#### Exercise objective:
Leave out any picture and return the remaining listing below exactly as given.

#### Records to process:
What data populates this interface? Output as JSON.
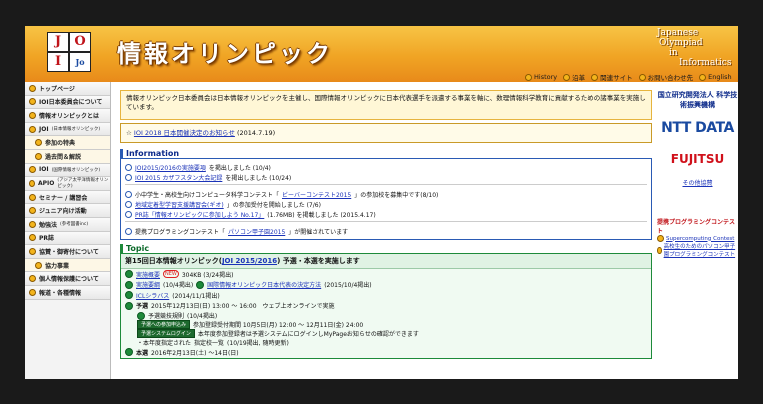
{
  "header": {
    "logo_letters": [
      "J",
      "O",
      "I"
    ],
    "logo_small": "Jo",
    "site_title": "情報オリンピック",
    "en_title": [
      "Japanese",
      "Olympiad",
      "in",
      "Informatics"
    ]
  },
  "topnav": [
    "History",
    "沿革",
    "関連サイト",
    "お問い合わせ先",
    "English"
  ],
  "sidebar": {
    "items": [
      {
        "label": "トップページ",
        "sub": false
      },
      {
        "label": "IOI日本委員会について",
        "sub": false
      },
      {
        "label": "情報オリンピックとは",
        "sub": false
      },
      {
        "label": "JOI",
        "small": "(日本情報オリンピック)",
        "sub": false
      },
      {
        "label": "参加の特典",
        "sub": true
      },
      {
        "label": "過去問＆解説",
        "sub": true
      },
      {
        "label": "IOI",
        "small": "(国際情報オリンピック)",
        "sub": false
      },
      {
        "label": "APIO",
        "small": "(アジア太平洋情報オリンピック)",
        "sub": false
      },
      {
        "label": "セミナー / 講習会",
        "sub": false
      },
      {
        "label": "ジュニア向け活動",
        "sub": false
      },
      {
        "label": "勉強法",
        "small": "(参考図書inc)",
        "sub": false
      },
      {
        "label": "PR誌",
        "sub": false
      },
      {
        "label": "協賛・御寄付について",
        "sub": false
      },
      {
        "label": "協力事業",
        "sub": true
      },
      {
        "label": "個人情報保護について",
        "sub": false
      },
      {
        "label": "報道・各種情報",
        "sub": false
      }
    ]
  },
  "intro": "情報オリンピック日本委員会は日本情報オリンピックを主催し、国際情報オリンピックに日本代表選手を派遣する事業を軸に、数理情報科学教育に貢献するための諸事業を実施しています。",
  "news": {
    "prefix": "☆",
    "link": "IOI 2018 日本開催決定のお知らせ",
    "date": "(2014.7.19)"
  },
  "information": {
    "title": "Information",
    "rows": [
      {
        "link": "JOI2015/2016の実施要項",
        "text": "を掲出しました (10/4)"
      },
      {
        "link": "IOI 2015 カザフスタン大会記録",
        "text": "を掲出しました (10/24)"
      },
      {
        "text": "小中学生・高校生向けコンピュータ科学コンテスト「",
        "link": "ビーバーコンテスト2015",
        "text2": "」の参加校を募集中です(8/10)"
      },
      {
        "link": "地域定着型学習支援講習会(ギオ)",
        "text": "」の参加受付を開始しました (7/6)"
      },
      {
        "link": "PR誌「情報オリンピックに参加しよう No.17」",
        "text": "(1.76MB) を掲載しました (2015.4.17)"
      },
      {
        "text": "提携プログラミングコンテスト「",
        "link": "パソコン甲子園2015",
        "text2": "」が開催されています"
      }
    ]
  },
  "topic": {
    "title": "Topic",
    "headline_pre": "第15回日本情報オリンピック(",
    "headline_link": "JOI 2015/2016",
    "headline_post": ") 予選・本選を実施します",
    "rows": [
      {
        "link": "実施概要",
        "new": "NEW",
        "text": "304KB (3/24掲出)"
      },
      {
        "link": "実施要綱",
        "text": "(10/4掲出)",
        "link2": "国際情報オリンピック日本代表の決定方法",
        "text2": "(2015/10/4掲出)"
      },
      {
        "link": "ICLシラバス",
        "text": "(2014/11/1掲出)"
      },
      {
        "label": "予選",
        "text": "2015年12月13日(日) 13:00 ～ 16:00　ウェブ上オンラインで実施"
      }
    ],
    "subrows": [
      {
        "link": "予選競技規則",
        "text": "(10/4掲出)"
      },
      {
        "badge": "予選への参加申込み",
        "text": "参加登録受付期間 10月5日(月) 12:00 ～ 12月11日(金) 24:00"
      },
      {
        "badge": "予選システムログイン",
        "text": "本年度参加登録者は予選システムにログインしMyPageお知らせの確認ができます"
      },
      {
        "pre": "・本年度指定された",
        "link": "指定校一覧",
        "text": "(10/19掲出, 随時更新)"
      }
    ],
    "final": {
      "label": "本選",
      "text": "2016年2月13日(土) ～14日(日)"
    }
  },
  "right": {
    "sponsor1": "国立研究開発法人 科学技術振興機構",
    "sponsor2": "NTT DATA",
    "sponsor3": "FUJITSU",
    "other": "その他協賛",
    "pc_head": "提携プログラミングコンテスト",
    "pc_items": [
      "Supercomputing Contest",
      "高校生のためのパソコン甲子園プログラミングコンテスト"
    ]
  }
}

#### The completed task:
What data populates this interface? Output as JSON.
{
  "header": {
    "logo_letters": [
      "J",
      "O",
      "I"
    ],
    "logo_small": "Jo",
    "site_title": "情報オリンピック",
    "en_title": [
      "Japanese",
      "Olympiad",
      "in",
      "Informatics"
    ]
  },
  "topnav": [
    "History",
    "沿革",
    "関連サイト",
    "お問い合わせ先",
    "English"
  ],
  "sidebar": {
    "items": [
      {
        "label": "トップページ",
        "sub": false
      },
      {
        "label": "IOI日本委員会について",
        "sub": false
      },
      {
        "label": "情報オリンピックとは",
        "sub": false
      },
      {
        "label": "JOI",
        "small": "(日本情報オリンピック)",
        "sub": false
      },
      {
        "label": "参加の特典",
        "sub": true
      },
      {
        "label": "過去問＆解説",
        "sub": true
      },
      {
        "label": "IOI",
        "small": "(国際情報オリンピック)",
        "sub": false
      },
      {
        "label": "APIO",
        "small": "(アジア太平洋情報オリンピック)",
        "sub": false
      },
      {
        "label": "セミナー / 講習会",
        "sub": false
      },
      {
        "label": "ジュニア向け活動",
        "sub": false
      },
      {
        "label": "勉強法",
        "small": "(参考図書inc)",
        "sub": false
      },
      {
        "label": "PR誌",
        "sub": false
      },
      {
        "label": "協賛・御寄付について",
        "sub": false
      },
      {
        "label": "協力事業",
        "sub": true
      },
      {
        "label": "個人情報保護について",
        "sub": false
      },
      {
        "label": "報道・各種情報",
        "sub": false
      }
    ]
  },
  "intro": "情報オリンピック日本委員会は日本情報オリンピックを主催し、国際情報オリンピックに日本代表選手を派遣する事業を軸に、数理情報科学教育に貢献するための諸事業を実施しています。",
  "news": {
    "prefix": "☆",
    "link": "IOI 2018 日本開催決定のお知らせ",
    "date": "(2014.7.19)"
  },
  "information": {
    "title": "Information",
    "rows": [
      {
        "link": "JOI2015/2016の実施要項",
        "text": "を掲出しました (10/4)"
      },
      {
        "link": "IOI 2015 カザフスタン大会記録",
        "text": "を掲出しました (10/24)"
      },
      {
        "text": "小中学生・高校生向けコンピュータ科学コンテスト「",
        "link": "ビーバーコンテスト2015",
        "text2": "」の参加校を募集中です(8/10)"
      },
      {
        "link": "地域定着型学習支援講習会(ギオ)",
        "text": "」の参加受付を開始しました (7/6)"
      },
      {
        "link": "PR誌「情報オリンピックに参加しよう No.17」",
        "text": "(1.76MB) を掲載しました (2015.4.17)"
      },
      {
        "text": "提携プログラミングコンテスト「",
        "link": "パソコン甲子園2015",
        "text2": "」が開催されています"
      }
    ]
  },
  "topic": {
    "title": "Topic",
    "headline_pre": "第15回日本情報オリンピック(",
    "headline_link": "JOI 2015/2016",
    "headline_post": ") 予選・本選を実施します",
    "rows": [
      {
        "link": "実施概要",
        "new": "NEW",
        "text": "304KB (3/24掲出)"
      },
      {
        "link": "実施要綱",
        "text": "(10/4掲出)",
        "link2": "国際情報オリンピック日本代表の決定方法",
        "text2": "(2015/10/4掲出)"
      },
      {
        "link": "ICLシラバス",
        "text": "(2014/11/1掲出)"
      },
      {
        "label": "予選",
        "text": "2015年12月13日(日) 13:00 ～ 16:00　ウェブ上オンラインで実施"
      }
    ],
    "subrows": [
      {
        "link": "予選競技規則",
        "text": "(10/4掲出)"
      },
      {
        "badge": "予選への参加申込み",
        "text": "参加登録受付期間 10月5日(月) 12:00 ～ 12月11日(金) 24:00"
      },
      {
        "badge": "予選システムログイン",
        "text": "本年度参加登録者は予選システムにログインしMyPageお知らせの確認ができます"
      },
      {
        "pre": "・本年度指定された",
        "link": "指定校一覧",
        "text": "(10/19掲出, 随時更新)"
      }
    ],
    "final": {
      "label": "本選",
      "text": "2016年2月13日(土) ～14日(日)"
    }
  },
  "right": {
    "sponsor1": "国立研究開発法人 科学技術振興機構",
    "sponsor2": "NTT DATA",
    "sponsor3": "FUJITSU",
    "other": "その他協賛",
    "pc_head": "提携プログラミングコンテスト",
    "pc_items": [
      "Supercomputing Contest",
      "高校生のためのパソコン甲子園プログラミングコンテスト"
    ]
  }
}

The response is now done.